On quiet Saturday mornings, local pilots have been known to ask ground controllers for the “Graveyard Tour.” If cleared, this allows one to taxi out to the Dotson grave markers on Runway 10/28 so passengers can snap a picture before taking off.

Everything is haunted in Savannah and ghost tours are big business, but thus far, no one has figured out how to monetize the graveyard tour at the airport. Perhaps the two flight schools on the field could start incorporating a ghost tour into their sightseeing flights.

When Smith Reynolds Airport (KINT) in Winston- Salem, North Carolina, acquired property in 1944 to extend a runway, about 700 graves in the private African American Evergreen Cemetery were relocated to a new location.
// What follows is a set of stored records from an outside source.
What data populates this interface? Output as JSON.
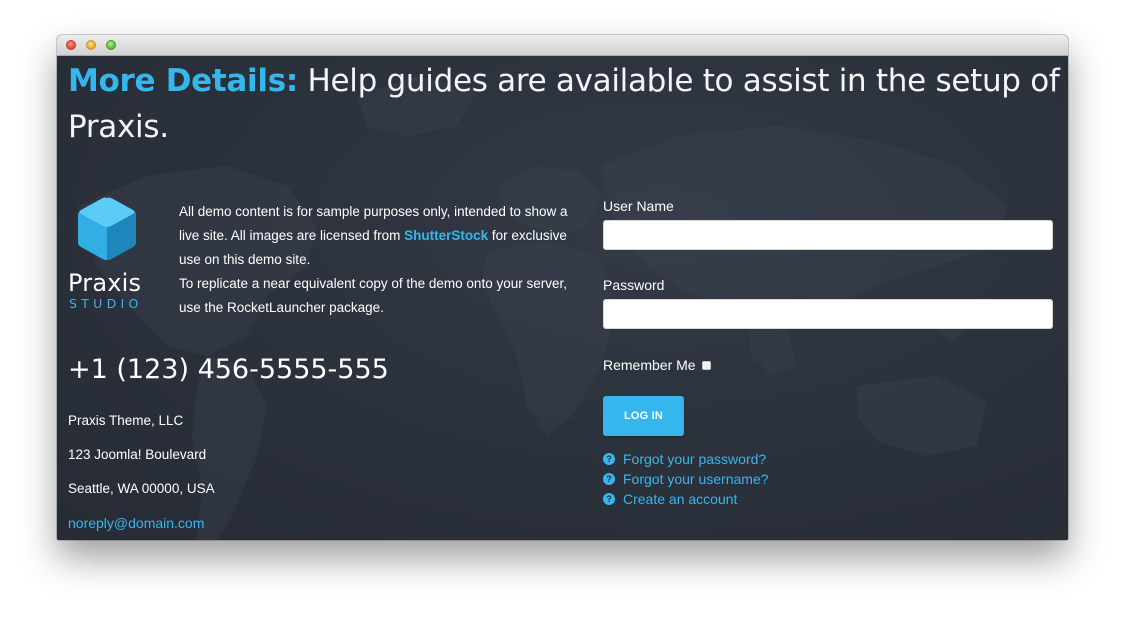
{
  "headline": {
    "accent": "More Details:",
    "text": " Help guides are available to assist in the setup of Praxis."
  },
  "logo": {
    "word": "Praxis",
    "sub": "STUDIO",
    "icon": "cube-icon"
  },
  "intro": {
    "text_part1": "All demo content is for sample purposes only, intended to show a live site. All images are licensed from ",
    "link": "ShutterStock",
    "text_part2": " for exclusive use on this demo site.",
    "paragraph2": "To replicate a near equivalent copy of the demo onto your server, use the RocketLauncher package."
  },
  "contact": {
    "phone": "+1 (123) 456-5555-555",
    "company": "Praxis Theme, LLC",
    "street": "123 Joomla! Boulevard",
    "city": "Seattle, WA 00000, USA",
    "email": "noreply@domain.com"
  },
  "login": {
    "username_label": "User Name",
    "username_value": "",
    "password_label": "Password",
    "password_value": "",
    "remember_label": "Remember Me",
    "remember_checked": false,
    "submit_label": "LOG IN",
    "links": [
      {
        "icon": "question-circle-icon",
        "label": "Forgot your password?"
      },
      {
        "icon": "question-circle-icon",
        "label": "Forgot your username?"
      },
      {
        "icon": "question-circle-icon",
        "label": "Create an account"
      }
    ]
  },
  "colors": {
    "accent": "#35b7ee",
    "background": "#2a303a",
    "text": "#ffffff"
  }
}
But it seems some marked graves remain in a wooded area within the airport complex.

READ MORE: The Man Who Saved the Iconic Hartzell Propeller Company

If you watch carefully while driving on Springhill Road south of Tallahassee International Airport (KTLH) in Florida, you’ll see a break in the security fence. Pull in there and drive between the fences with signs proclaiming it is a restricted area, and you’ll come upon gravestones of a cemetery around which the airport runways were built. It’s known as Airport Cemetery and was originally a pauper’s graveyard. About 15 graves are designated with stones, but it appears there are about 20 other sunken depressions marking graves.

I’m betting you know many others, but I found one at Burlington International Airport (KBTV) in Vermont, where the graveyard is surrounded on three sides by the facility. And there’s Florida’s Flagler Executive Airport (KFIN), North Carolina’s Raleigh-Durham International

Airport (KRDU), New York’s Albany International Airport (KALB), and Virginia’s Shenandoah Valley Regional Airport (KSHD), where Revolutionary War veteran Mathias Kersh and his wife, Anna Margaret, rest—all sites of small family plots. The behemoth Amazon recently added 210 acres as part of its air cargo hub at Cincinnati/Northern Kentucky International Airport (KCVG) and is seeking permission to move 20 graves from the land it owns there.

A quarter mile off the end of Runway 15 at California’s Hollywood Burbank Airport (KBUR) stands the ‘Portal of the Folded Wings.’ [Credit: Gareth Simpson]

No discussion of final resting places and cemeteries would be complete without a mention of a glorious shrine to aviation built a quarter mile off the end of Runway 15 at California’s Hollywood Burbank Airport (KBUR), formerly known as Bob Hope Airport. It’s called the “Portal of the Folded Wings.” The 78-foot-tall structure was designed by a San Francisco architect and built in 1924, intending it to be the entrance to a cemetery called Valhalla Memorial Park.

With its location so close to Burbank Airport—then called Union Airport—and the site of the Lockheed Company, aviation enthusiast James Gillette wanted to dedicate it as a shrine or memorial to early aviators. It took Gillette nearly 20 years, but it was finally dedicated as the final resting place of pilots, mechanics, and aviation pioneers in 1953. In addition to the ashes of those actually interred inside the portal, a number of brass plaques honor famous aviators resting elsewhere, such as General Billy Mitchell and Amelia Earhart.

Familiar aviation pioneers whose ashes are found inside include Bert Acosta (Admiral Richard Byrd’s copilot); Jimmie Angel, whose remains were removed and scattered over Angel Falls in Venezuela, where he crashed flying a Cincinnati-built Flamingo; W.B. Kinner, builder of the first certified aircraft engine as well as Earhart’s first airplane; and Charlie Taylor, who built the engine for the Wright Flyer and operated the first airport on Huffman Prairie in Dayton, Ohio. You can visit the site in Valhalla Memorial Park in North Hollywood, California.

But I can’t write a story about aviators who legally rest on airport properties without mentioning who knows how many ashes that have been surreptitiously scattered from airplanes flying over the deceased’s beloved home airport.

This column first appeared in the Summer 2024 Ultimate Issue print edition.

The post Ultimate Issue: The Connection Between Airports and God’s Acres appeared first on FLYING Magazine.

Read More